The Science Journal of the American Association for Respiratory Care

2010 OPEN FORUM Abstracts


Roger W. Reichenbach1, Mark Stronati1, Rena Laliberte1, Shirley Smith1, Nikolai Pamukov1, Michael Malian2; 1Department of Respiratory Therapy, Henry Ford Health System, Detroit, MI; 2Department of Acute Care Surgery, Henry Ford Health System, Detroit, MI

BACKGROUND: Electrical Impedance Tomography (EIT) is a non-invasive radiation- free monitoring tool. EIT generates cross-sectional images of the chest from measurements of transthoracic electrical conductivity. The device monitors impedance changes in regional lung ventilation with the use of an electrode belt applied around the chest wall. We hypothesized that increases in impedance should correlate to increases in measured tidal volumes on the Evita XL ventilator (Draeger Medical) with various changes in Continuous Positive Airway Pressure (CPAP) and Pressure Support Ventilation(PSV) during mask ventilation. METHODS: After obtaining IRB approval, 10 volunteers (n=10) were mask fit and placed on the following settings for one minute: CPAP 0/PSV 0; CPAP 5/ PSV 0; CPAP 5 / PSV 5; and PSV 5/CPAP 0 while data was recorded using the Draeger Medical EIT Evaluation Kit 2. We also recorded an average tidal volume (Vt) obtained by the minute ventilation for the corresponding ventilator settings. For data analysis a Pearson correlation coefficient was calculated for each individual and is summarized in Table I. RESULTS: For the study we anticipated a positive correlation of measured Vt and global tidal variations (impedance changes). The pooled correlation was 0.168 with a positive slope of 0.0125, meaning that correlation was small and that the two variables (global tidal variations and measured Vt) are not well correlated. Our data shows that increases in global tidal variations, obtained from the EIT device, do not consistently reflect a simultaneous increase in tidal volume as measured on the ventilator. CONCLUSION: Draeger Medical makes no claim to a numeric correlation between global tidal variations ( unitless number ) to volume measurements. The use of EIT bedside for graphic images of ventilation can be useful. However, using the data from the EIT device and ventilator to quantify any changes would require additional methods. Future clinical studies are needed to assist in finding those methods which would be most beneficial to the bedside clinician. Sponsored Research - None
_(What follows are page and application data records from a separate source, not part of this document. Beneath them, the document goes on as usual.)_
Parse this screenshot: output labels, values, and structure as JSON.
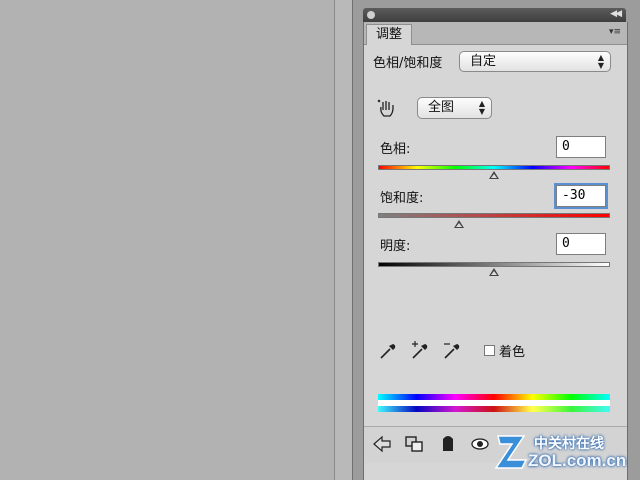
{
  "panel": {
    "tab_label": "调整",
    "section_title": "色相/饱和度",
    "preset_value": "自定",
    "channel_value": "全图",
    "hue_label": "色相:",
    "hue_value": "0",
    "saturation_label": "饱和度:",
    "saturation_value": "-30",
    "lightness_label": "明度:",
    "lightness_value": "0",
    "colorize_label": "着色"
  },
  "sliders": {
    "hue": 0,
    "saturation": -30,
    "lightness": 0
  },
  "colorize_checked": false,
  "icons": [
    "eyedropper-icon",
    "eyedropper-plus-icon",
    "eyedropper-minus-icon",
    "back-arrow-icon",
    "resize-icon",
    "mask-icon",
    "eye-icon",
    "reset-icon",
    "trash-icon",
    "panel-menu-icon",
    "collapse-icon",
    "targeted-adjustment-icon"
  ],
  "watermark": {
    "main": "ZOL.com.cn",
    "sub": "中关村在线"
  },
  "colors": {
    "focus": "#5a8fd4",
    "panel_bg": "#d6d6d6",
    "canvas_bg": "#b2b2b2"
  }
}
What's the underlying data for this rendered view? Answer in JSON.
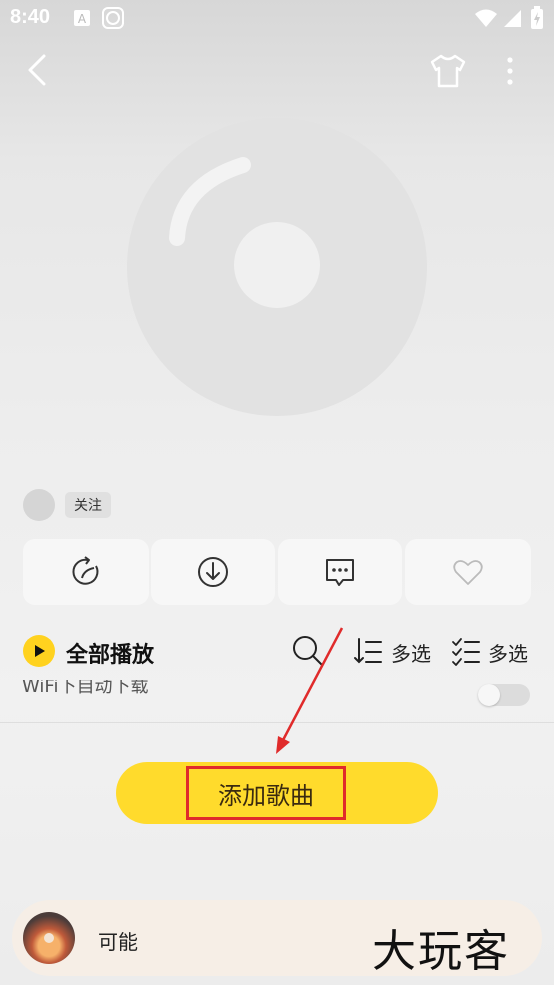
{
  "status_bar": {
    "time": "8:40"
  },
  "author": {
    "follow_label": "关注"
  },
  "toolbar": {
    "play_all_label": "全部播放",
    "multi_select_label_1": "多选",
    "multi_select_label_2": "多选"
  },
  "wifi_row": {
    "label": "WiFi下自动下载"
  },
  "main": {
    "add_song_label": "添加歌曲"
  },
  "mini_player": {
    "song_title": "可能"
  },
  "watermark": {
    "text": "大玩客"
  },
  "colors": {
    "accent": "#ffd21f",
    "highlight_border": "#e02b2b"
  }
}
Table I : (N=10) Summary of Results of Correlation and Slope

Grateful Acknowledgement to Ed Peterson PhD. ; Department of Biostatistics and Research Epidemiology, Henry Ford Health System